[RECORD EXTRACTS Boundary: Start]
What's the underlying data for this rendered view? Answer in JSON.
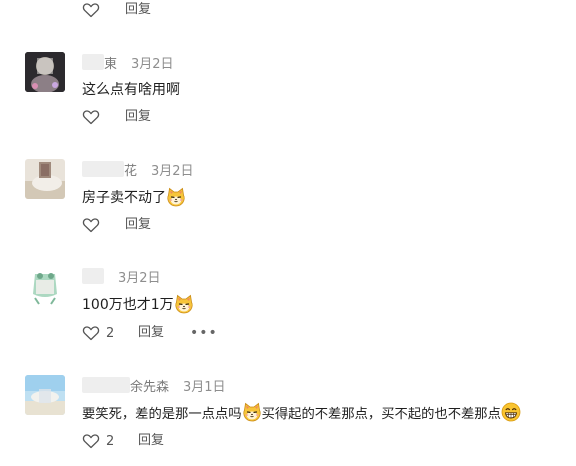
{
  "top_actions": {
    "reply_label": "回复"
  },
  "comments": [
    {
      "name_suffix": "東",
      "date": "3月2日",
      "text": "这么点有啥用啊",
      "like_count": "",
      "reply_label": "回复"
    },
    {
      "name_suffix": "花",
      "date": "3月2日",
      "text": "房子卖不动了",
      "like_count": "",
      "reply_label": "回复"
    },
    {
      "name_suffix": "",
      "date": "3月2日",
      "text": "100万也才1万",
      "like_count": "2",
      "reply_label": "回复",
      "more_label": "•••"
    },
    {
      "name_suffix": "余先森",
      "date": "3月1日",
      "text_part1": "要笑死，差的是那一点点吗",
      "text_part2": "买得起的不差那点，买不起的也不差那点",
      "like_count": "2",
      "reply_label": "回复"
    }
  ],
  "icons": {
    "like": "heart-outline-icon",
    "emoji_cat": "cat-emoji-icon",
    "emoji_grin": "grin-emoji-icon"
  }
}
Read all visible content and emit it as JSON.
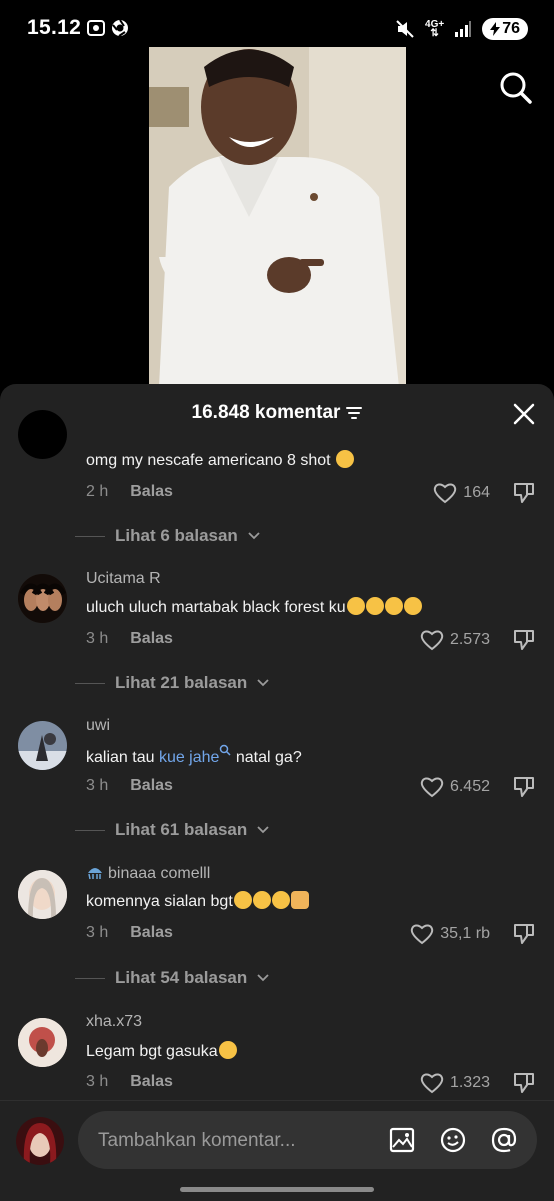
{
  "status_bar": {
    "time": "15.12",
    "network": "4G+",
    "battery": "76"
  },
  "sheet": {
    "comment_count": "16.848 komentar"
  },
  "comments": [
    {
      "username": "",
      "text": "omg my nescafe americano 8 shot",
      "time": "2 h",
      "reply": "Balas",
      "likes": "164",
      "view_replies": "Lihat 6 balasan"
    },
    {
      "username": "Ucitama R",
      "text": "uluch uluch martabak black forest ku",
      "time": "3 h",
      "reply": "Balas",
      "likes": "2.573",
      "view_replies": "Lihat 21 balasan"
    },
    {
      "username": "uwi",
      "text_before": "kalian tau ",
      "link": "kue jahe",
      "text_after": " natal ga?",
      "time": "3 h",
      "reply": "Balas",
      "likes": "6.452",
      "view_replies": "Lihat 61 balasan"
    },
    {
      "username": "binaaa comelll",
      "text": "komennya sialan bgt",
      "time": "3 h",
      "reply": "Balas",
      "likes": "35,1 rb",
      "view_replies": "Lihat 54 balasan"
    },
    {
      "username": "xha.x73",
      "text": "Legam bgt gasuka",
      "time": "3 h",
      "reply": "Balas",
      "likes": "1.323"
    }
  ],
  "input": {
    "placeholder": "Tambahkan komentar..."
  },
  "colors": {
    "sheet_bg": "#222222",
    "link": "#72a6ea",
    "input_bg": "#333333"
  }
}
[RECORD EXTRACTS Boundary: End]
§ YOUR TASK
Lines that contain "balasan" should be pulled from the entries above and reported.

§ TASK SOLUTION
      "view_replies": "Lihat 6 balasan"
      "view_replies": "Lihat 21 balasan"
      "view_replies": "Lihat 61 balasan"
      "view_replies": "Lihat 54 balasan"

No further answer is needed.